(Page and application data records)

○ ○ ○

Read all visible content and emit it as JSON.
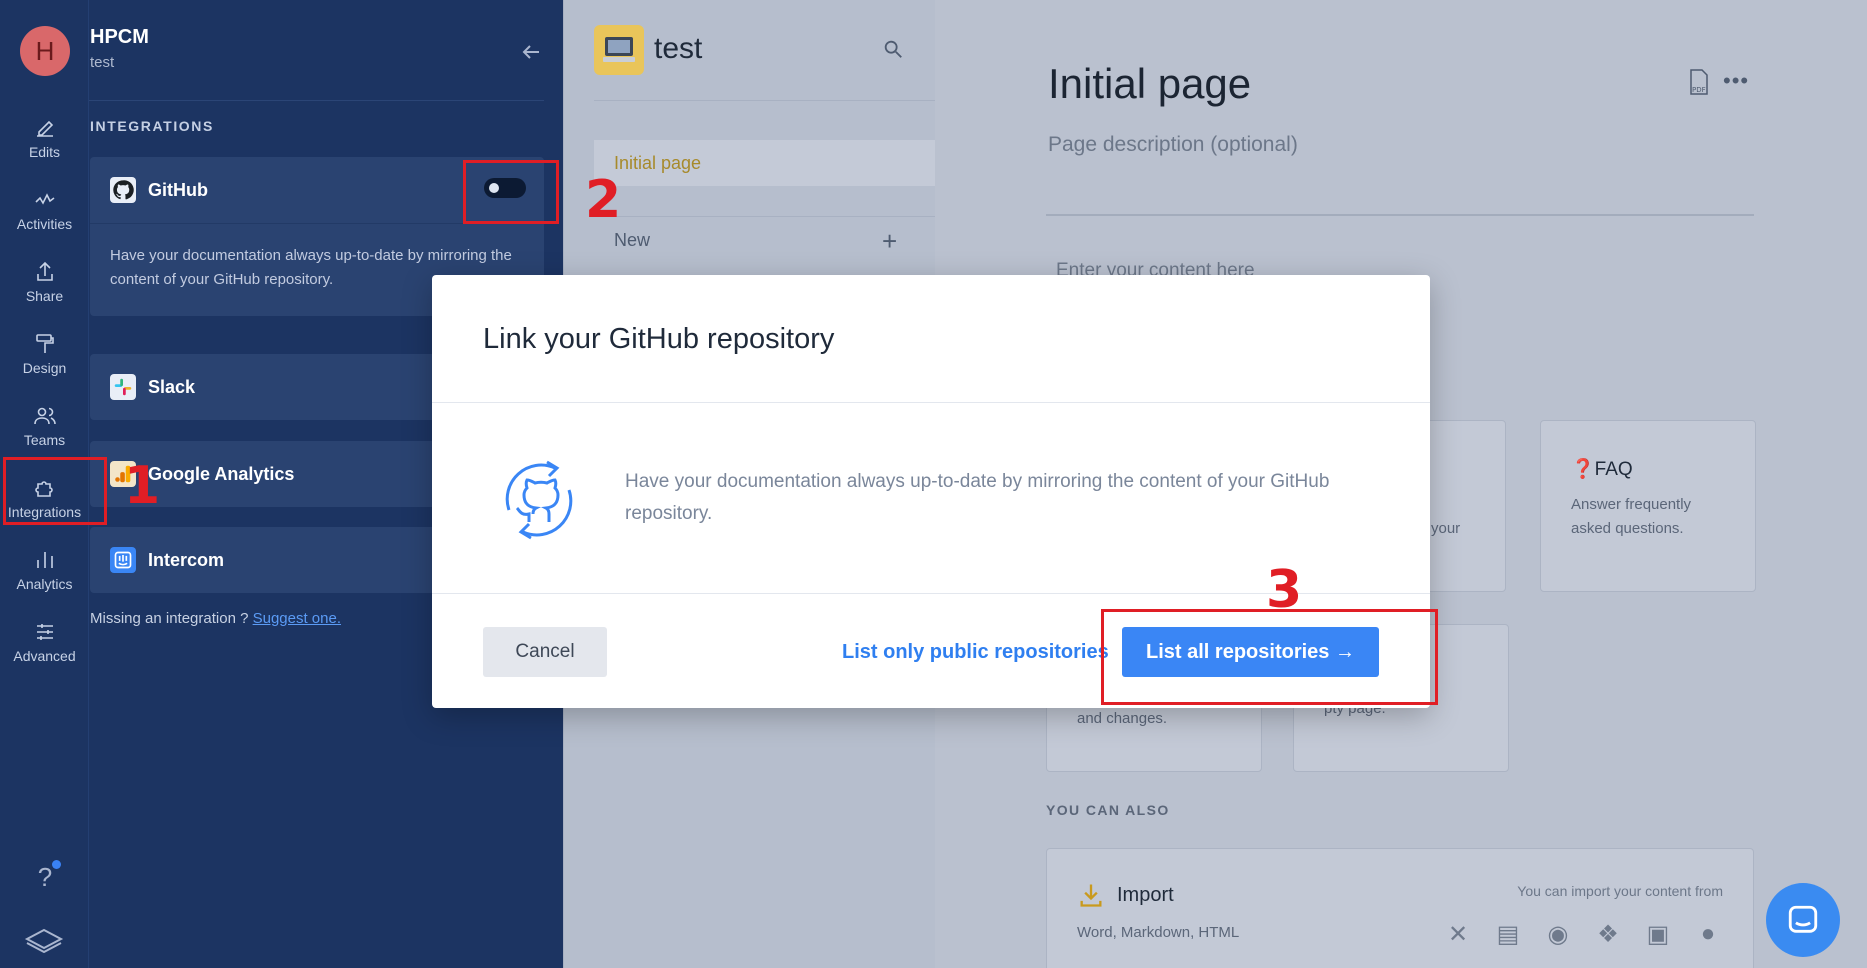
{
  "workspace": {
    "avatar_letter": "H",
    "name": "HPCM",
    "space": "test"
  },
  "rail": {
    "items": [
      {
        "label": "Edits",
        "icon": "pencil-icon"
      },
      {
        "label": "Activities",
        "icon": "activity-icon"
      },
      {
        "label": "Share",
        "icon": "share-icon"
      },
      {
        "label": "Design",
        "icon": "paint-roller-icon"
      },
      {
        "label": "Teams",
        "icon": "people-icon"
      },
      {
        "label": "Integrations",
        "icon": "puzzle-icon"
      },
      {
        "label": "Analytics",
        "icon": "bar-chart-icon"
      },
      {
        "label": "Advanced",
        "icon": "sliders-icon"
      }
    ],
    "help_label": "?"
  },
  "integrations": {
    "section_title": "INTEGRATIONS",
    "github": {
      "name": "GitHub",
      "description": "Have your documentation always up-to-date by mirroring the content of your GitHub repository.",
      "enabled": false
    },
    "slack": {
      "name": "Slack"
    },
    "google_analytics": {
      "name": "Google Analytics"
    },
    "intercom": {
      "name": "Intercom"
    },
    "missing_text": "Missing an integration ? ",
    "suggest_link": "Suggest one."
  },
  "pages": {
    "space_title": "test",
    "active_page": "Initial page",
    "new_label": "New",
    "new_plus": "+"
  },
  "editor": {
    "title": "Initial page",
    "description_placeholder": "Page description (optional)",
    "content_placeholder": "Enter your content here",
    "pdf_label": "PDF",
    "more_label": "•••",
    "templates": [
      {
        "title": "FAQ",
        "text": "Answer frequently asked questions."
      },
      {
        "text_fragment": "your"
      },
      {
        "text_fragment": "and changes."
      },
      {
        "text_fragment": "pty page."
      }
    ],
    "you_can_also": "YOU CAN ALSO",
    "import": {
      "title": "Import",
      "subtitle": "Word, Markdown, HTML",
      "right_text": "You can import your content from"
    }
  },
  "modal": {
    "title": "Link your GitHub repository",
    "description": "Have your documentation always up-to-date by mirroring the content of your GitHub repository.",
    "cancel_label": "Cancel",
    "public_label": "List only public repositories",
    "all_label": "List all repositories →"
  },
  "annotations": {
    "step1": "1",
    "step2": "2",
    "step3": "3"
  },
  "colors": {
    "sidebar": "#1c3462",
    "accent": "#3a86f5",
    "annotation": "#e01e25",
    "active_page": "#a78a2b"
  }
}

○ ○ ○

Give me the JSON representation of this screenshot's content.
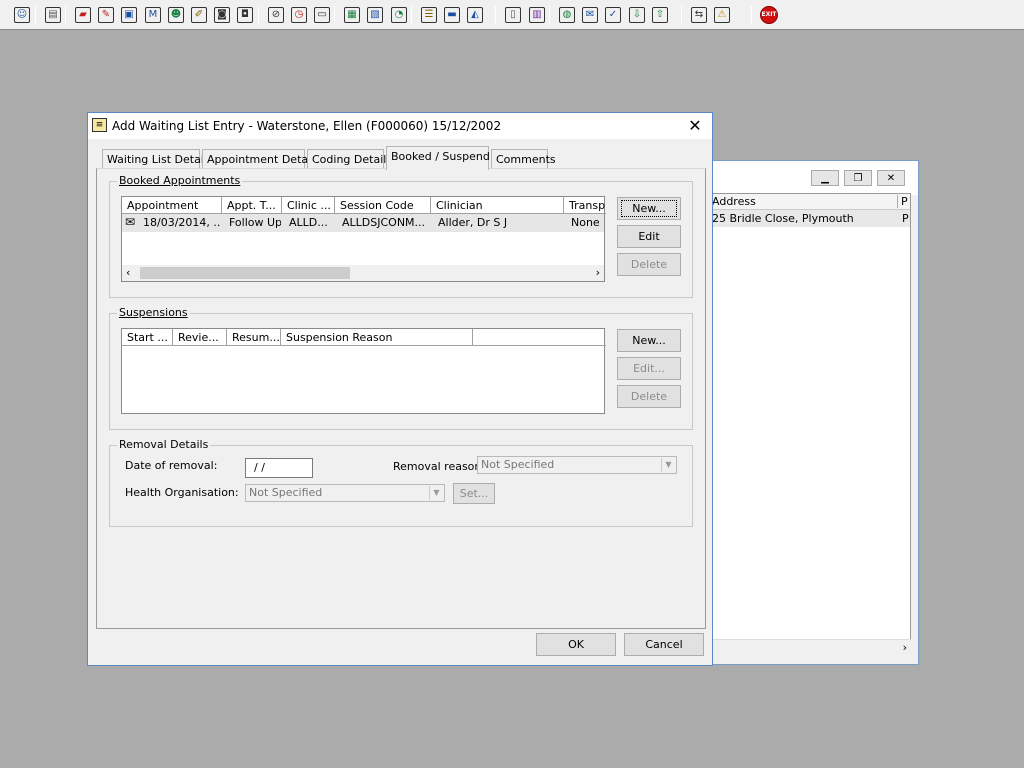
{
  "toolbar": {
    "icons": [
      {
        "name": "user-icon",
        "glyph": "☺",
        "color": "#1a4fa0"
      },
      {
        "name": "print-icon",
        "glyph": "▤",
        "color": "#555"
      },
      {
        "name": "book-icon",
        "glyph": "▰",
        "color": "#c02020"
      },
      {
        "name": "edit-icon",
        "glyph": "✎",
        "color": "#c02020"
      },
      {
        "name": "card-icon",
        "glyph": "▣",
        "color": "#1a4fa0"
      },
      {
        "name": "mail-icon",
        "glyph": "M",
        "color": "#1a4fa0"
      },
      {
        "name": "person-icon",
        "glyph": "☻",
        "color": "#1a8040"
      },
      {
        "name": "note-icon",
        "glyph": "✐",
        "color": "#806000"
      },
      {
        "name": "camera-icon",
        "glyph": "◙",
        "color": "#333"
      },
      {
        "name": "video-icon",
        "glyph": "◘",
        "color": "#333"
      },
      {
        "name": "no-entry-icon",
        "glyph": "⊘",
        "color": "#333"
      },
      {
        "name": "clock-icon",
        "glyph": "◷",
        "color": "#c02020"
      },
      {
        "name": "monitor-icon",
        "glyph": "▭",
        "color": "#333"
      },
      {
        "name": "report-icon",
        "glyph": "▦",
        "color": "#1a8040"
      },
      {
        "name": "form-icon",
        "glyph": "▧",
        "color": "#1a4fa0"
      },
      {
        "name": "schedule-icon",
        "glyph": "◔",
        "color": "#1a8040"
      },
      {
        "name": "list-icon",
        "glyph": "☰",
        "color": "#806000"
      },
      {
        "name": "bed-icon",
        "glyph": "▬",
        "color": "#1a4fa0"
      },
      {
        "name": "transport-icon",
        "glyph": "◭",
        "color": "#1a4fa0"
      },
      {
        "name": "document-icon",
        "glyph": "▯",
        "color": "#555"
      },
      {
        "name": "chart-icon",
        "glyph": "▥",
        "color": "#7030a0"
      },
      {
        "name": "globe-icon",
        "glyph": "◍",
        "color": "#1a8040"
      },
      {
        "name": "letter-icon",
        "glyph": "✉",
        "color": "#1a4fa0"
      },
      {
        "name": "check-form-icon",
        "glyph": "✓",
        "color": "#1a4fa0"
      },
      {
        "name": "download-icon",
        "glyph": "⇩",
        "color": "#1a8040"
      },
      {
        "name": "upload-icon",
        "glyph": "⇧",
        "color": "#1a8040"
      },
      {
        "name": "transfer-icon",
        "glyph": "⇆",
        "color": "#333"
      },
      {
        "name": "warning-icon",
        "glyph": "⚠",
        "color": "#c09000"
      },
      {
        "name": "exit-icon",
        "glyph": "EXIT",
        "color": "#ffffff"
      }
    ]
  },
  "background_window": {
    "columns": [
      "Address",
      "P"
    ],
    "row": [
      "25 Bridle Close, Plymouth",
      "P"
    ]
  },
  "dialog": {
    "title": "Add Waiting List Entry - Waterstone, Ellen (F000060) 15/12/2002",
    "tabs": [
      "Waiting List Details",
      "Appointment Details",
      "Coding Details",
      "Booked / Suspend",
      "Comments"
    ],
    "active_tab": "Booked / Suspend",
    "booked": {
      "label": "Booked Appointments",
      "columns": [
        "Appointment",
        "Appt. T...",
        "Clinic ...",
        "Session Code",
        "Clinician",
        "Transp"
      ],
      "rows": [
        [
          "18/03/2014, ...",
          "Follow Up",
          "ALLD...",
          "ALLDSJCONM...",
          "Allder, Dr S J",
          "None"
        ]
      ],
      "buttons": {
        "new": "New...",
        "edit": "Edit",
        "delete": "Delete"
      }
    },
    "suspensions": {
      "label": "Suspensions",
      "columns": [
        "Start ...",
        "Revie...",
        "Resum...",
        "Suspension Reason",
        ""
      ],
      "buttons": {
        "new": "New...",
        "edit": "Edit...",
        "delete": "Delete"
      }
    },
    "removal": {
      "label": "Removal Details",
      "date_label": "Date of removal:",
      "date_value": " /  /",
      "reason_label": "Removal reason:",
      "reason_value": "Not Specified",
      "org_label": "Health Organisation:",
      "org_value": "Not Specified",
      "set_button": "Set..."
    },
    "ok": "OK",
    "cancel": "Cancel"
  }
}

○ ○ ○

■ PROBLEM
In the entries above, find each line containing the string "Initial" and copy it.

■ OUTPUT
    "active_page": "Initial page",
    "title": "Initial page",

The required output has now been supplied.